EXERCISE DETAILS »
Search for the word "ymax" in the entries. Each line that holds it should be copied.

================================

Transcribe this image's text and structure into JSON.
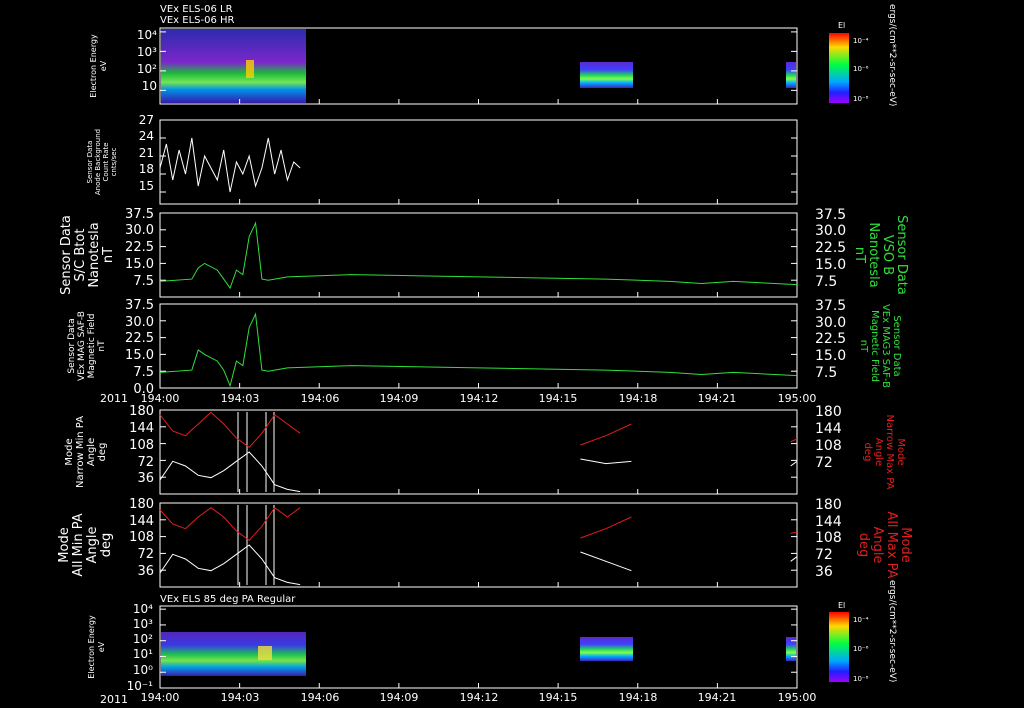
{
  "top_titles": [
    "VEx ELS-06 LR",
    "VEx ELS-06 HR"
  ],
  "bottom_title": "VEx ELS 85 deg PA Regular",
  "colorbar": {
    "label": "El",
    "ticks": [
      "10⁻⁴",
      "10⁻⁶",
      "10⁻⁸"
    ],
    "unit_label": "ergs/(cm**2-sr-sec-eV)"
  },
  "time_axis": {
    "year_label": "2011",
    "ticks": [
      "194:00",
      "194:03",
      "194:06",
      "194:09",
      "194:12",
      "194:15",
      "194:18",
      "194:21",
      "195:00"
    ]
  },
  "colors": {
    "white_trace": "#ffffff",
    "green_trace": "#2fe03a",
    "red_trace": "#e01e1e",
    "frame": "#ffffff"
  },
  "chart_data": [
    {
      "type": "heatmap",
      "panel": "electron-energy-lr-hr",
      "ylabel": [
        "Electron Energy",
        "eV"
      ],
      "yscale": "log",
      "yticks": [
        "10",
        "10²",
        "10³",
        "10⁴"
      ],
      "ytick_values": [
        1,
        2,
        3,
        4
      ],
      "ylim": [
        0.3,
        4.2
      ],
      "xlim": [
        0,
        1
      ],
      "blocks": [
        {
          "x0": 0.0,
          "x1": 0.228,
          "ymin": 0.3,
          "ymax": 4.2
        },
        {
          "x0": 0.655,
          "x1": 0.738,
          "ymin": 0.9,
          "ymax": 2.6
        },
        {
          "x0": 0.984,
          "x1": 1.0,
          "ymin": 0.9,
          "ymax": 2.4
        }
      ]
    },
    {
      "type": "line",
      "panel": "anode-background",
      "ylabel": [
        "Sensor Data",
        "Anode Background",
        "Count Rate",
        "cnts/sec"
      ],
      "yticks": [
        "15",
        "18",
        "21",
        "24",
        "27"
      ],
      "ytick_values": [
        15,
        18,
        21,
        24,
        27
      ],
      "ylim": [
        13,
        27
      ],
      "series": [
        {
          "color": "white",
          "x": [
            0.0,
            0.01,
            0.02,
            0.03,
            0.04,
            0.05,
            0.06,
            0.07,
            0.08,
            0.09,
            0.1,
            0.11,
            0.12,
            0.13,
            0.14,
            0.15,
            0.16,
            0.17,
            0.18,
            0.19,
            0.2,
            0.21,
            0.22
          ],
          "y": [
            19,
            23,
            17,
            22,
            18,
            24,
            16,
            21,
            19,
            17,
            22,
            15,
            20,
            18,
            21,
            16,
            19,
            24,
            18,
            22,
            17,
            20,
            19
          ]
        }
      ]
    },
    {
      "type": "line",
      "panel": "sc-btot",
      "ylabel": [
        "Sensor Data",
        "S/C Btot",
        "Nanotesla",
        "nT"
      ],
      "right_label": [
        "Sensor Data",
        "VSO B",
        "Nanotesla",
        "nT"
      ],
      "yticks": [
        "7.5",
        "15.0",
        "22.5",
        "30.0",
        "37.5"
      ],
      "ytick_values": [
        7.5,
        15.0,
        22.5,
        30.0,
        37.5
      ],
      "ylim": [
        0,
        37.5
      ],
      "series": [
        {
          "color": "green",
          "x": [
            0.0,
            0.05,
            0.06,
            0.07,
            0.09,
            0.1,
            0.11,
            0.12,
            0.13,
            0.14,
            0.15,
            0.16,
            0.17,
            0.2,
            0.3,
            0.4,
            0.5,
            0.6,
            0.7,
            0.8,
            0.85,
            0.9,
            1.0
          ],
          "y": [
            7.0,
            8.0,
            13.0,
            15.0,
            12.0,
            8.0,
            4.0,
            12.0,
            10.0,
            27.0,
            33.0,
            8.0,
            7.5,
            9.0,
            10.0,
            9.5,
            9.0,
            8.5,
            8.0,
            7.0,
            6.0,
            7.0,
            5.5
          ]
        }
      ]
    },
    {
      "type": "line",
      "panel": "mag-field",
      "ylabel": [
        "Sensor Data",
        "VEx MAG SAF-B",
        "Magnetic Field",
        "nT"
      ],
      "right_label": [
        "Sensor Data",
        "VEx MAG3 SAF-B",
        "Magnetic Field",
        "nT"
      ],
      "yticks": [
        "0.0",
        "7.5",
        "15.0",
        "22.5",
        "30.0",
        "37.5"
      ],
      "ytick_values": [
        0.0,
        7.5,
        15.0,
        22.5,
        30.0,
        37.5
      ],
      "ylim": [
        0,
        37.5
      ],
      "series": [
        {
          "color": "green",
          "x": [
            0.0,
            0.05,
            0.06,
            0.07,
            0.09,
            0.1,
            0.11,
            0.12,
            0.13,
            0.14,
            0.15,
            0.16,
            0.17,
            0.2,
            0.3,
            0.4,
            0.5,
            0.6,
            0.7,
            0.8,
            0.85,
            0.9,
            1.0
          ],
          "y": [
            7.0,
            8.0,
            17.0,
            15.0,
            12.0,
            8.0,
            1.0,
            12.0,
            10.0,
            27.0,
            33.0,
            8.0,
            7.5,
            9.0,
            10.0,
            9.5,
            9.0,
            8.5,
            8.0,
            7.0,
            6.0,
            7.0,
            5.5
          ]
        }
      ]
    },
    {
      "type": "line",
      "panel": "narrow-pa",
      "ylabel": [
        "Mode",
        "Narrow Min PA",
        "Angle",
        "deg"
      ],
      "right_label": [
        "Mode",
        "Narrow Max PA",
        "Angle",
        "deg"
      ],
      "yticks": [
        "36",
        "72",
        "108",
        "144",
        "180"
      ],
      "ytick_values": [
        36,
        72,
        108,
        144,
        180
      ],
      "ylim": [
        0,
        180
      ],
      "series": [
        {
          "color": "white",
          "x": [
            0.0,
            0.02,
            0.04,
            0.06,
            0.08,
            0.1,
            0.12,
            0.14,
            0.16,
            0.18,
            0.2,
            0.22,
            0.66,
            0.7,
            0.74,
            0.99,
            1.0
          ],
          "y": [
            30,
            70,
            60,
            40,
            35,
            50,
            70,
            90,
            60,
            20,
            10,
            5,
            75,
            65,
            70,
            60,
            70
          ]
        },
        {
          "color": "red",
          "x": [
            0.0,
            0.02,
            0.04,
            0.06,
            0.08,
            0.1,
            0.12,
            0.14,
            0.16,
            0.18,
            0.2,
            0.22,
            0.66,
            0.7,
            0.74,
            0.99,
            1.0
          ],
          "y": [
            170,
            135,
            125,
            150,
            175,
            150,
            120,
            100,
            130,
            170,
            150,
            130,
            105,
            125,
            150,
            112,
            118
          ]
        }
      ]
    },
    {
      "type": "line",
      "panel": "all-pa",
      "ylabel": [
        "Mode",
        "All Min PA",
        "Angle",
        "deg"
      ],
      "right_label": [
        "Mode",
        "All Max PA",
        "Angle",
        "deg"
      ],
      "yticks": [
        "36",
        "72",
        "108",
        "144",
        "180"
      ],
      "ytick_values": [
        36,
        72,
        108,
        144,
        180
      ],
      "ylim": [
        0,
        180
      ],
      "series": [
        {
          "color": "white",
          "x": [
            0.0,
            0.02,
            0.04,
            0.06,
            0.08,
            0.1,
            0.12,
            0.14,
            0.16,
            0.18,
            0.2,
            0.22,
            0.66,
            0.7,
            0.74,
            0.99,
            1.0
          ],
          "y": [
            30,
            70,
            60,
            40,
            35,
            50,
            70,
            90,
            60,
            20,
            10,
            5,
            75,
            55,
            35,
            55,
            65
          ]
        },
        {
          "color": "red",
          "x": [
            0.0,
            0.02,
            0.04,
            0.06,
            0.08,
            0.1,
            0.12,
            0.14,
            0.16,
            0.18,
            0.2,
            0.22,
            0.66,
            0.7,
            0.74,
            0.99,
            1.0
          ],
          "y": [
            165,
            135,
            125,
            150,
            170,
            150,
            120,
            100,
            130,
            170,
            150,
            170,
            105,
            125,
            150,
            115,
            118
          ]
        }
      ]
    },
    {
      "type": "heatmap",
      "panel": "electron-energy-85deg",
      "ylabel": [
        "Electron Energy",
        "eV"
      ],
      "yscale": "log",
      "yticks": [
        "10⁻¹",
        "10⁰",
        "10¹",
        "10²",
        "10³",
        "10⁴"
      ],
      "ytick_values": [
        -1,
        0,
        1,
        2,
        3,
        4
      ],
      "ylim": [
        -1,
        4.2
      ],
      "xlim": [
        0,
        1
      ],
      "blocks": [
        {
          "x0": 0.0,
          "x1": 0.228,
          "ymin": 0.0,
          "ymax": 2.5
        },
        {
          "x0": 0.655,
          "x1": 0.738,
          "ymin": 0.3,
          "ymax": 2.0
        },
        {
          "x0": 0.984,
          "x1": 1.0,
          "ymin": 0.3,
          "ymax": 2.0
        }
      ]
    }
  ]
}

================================

EXPECTED ANSWER »
          "ymax": 4.2
          "ymax": 2.6
          "ymax": 2.4
          "ymax": 2.5
          "ymax": 2.0
          "ymax": 2.0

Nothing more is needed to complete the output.